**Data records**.

══════

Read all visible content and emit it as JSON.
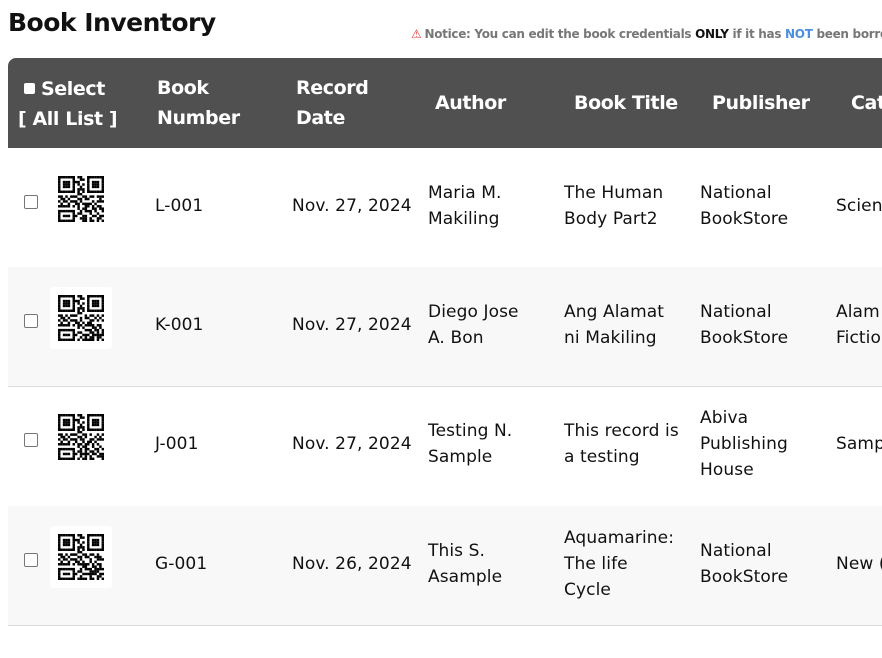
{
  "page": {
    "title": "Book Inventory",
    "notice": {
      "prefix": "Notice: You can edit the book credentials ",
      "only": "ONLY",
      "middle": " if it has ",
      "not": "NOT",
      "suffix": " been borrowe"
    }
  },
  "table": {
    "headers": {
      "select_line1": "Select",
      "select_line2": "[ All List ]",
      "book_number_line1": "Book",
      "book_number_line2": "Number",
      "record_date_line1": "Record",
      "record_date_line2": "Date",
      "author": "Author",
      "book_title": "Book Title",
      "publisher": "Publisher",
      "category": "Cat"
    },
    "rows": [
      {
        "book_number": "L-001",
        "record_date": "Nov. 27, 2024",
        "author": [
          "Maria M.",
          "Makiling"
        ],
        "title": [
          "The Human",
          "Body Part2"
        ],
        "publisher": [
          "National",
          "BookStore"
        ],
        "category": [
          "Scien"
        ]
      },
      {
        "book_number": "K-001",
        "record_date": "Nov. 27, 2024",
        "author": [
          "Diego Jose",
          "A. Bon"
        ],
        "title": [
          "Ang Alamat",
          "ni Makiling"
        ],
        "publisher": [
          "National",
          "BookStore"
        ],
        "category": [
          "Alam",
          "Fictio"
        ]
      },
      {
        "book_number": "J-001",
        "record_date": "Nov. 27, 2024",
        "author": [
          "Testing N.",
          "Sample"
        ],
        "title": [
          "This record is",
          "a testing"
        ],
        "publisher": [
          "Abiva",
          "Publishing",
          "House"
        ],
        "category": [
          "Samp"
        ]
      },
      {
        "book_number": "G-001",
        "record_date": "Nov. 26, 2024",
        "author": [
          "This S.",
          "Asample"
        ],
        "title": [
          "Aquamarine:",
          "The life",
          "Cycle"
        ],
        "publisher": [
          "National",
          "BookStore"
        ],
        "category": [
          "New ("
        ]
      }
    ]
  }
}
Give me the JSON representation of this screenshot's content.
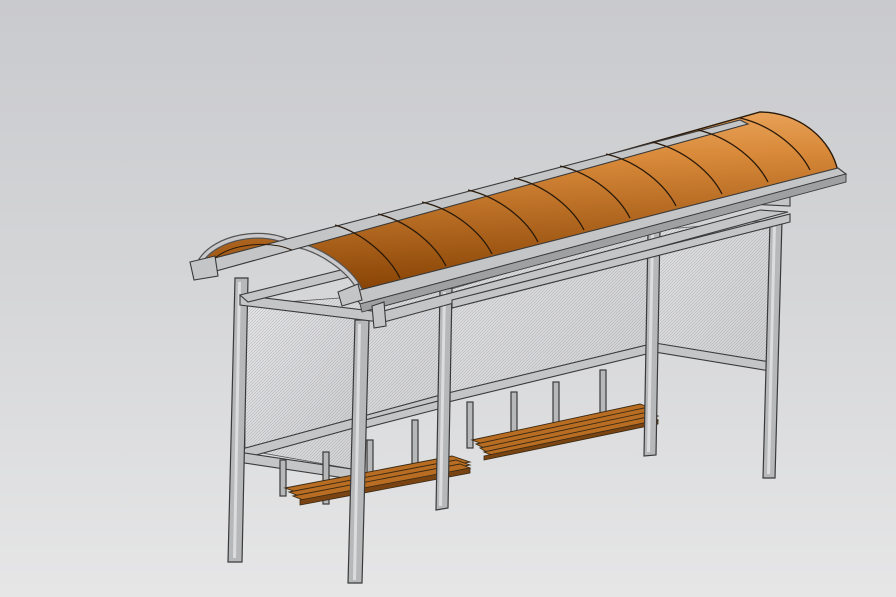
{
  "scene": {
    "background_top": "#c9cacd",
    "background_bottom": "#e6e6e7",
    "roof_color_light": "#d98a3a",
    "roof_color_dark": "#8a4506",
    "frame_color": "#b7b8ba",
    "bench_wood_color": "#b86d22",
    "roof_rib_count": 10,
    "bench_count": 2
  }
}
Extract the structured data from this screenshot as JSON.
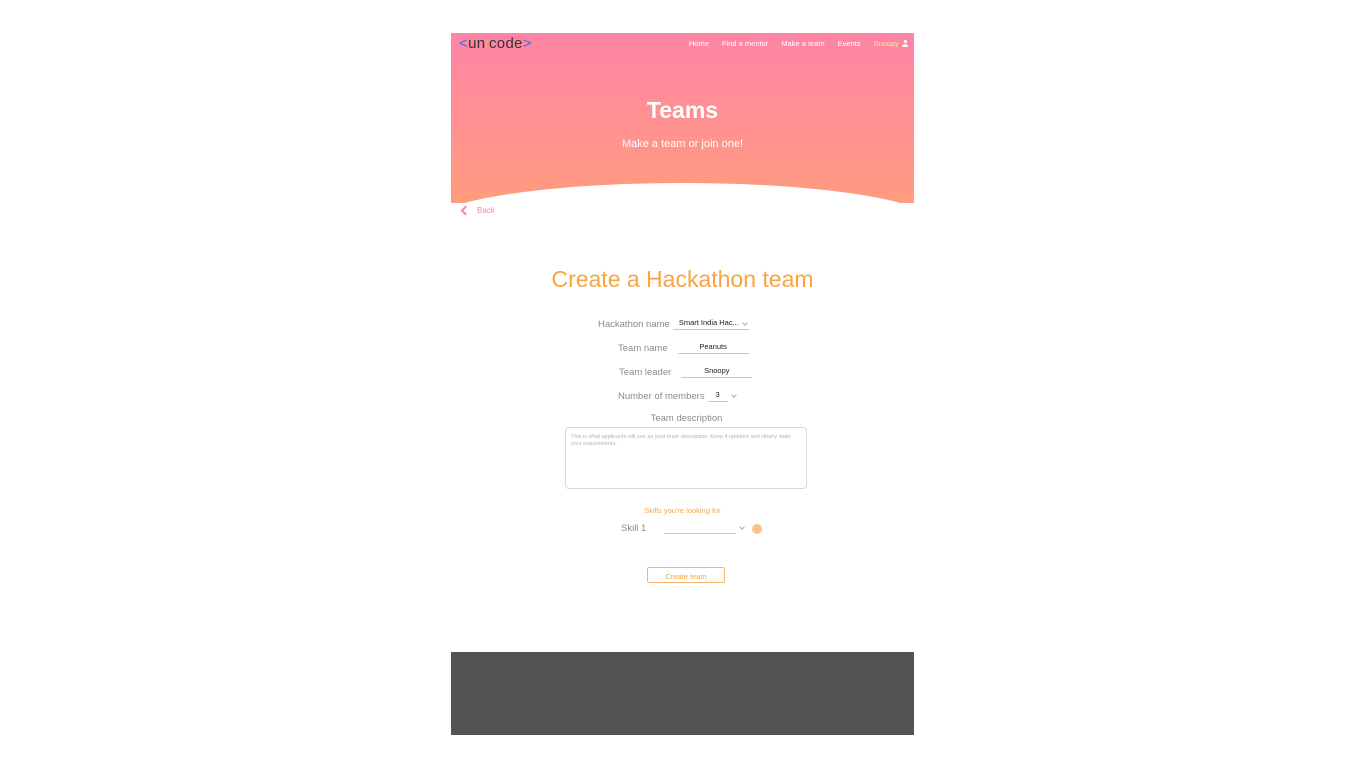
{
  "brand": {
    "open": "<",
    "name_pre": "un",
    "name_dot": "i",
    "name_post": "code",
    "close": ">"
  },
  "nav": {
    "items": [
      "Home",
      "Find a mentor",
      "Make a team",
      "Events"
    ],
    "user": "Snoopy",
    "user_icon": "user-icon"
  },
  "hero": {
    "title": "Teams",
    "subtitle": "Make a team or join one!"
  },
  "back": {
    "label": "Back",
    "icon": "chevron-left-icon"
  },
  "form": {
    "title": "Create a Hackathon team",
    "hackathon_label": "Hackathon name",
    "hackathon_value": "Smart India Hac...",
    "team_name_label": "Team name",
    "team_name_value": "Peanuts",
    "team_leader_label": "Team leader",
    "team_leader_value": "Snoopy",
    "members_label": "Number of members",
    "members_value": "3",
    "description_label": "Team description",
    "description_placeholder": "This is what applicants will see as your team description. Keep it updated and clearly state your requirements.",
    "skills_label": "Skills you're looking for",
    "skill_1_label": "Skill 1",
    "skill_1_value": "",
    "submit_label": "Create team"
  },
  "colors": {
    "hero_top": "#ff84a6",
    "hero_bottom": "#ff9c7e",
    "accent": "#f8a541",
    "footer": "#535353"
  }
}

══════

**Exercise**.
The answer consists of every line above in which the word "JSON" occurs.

**Finished task**.
Read all visible content and emit it as JSON.
Give me the JSON representation of this screenshot's content.
Extract the structured data from this screenshot as JSON.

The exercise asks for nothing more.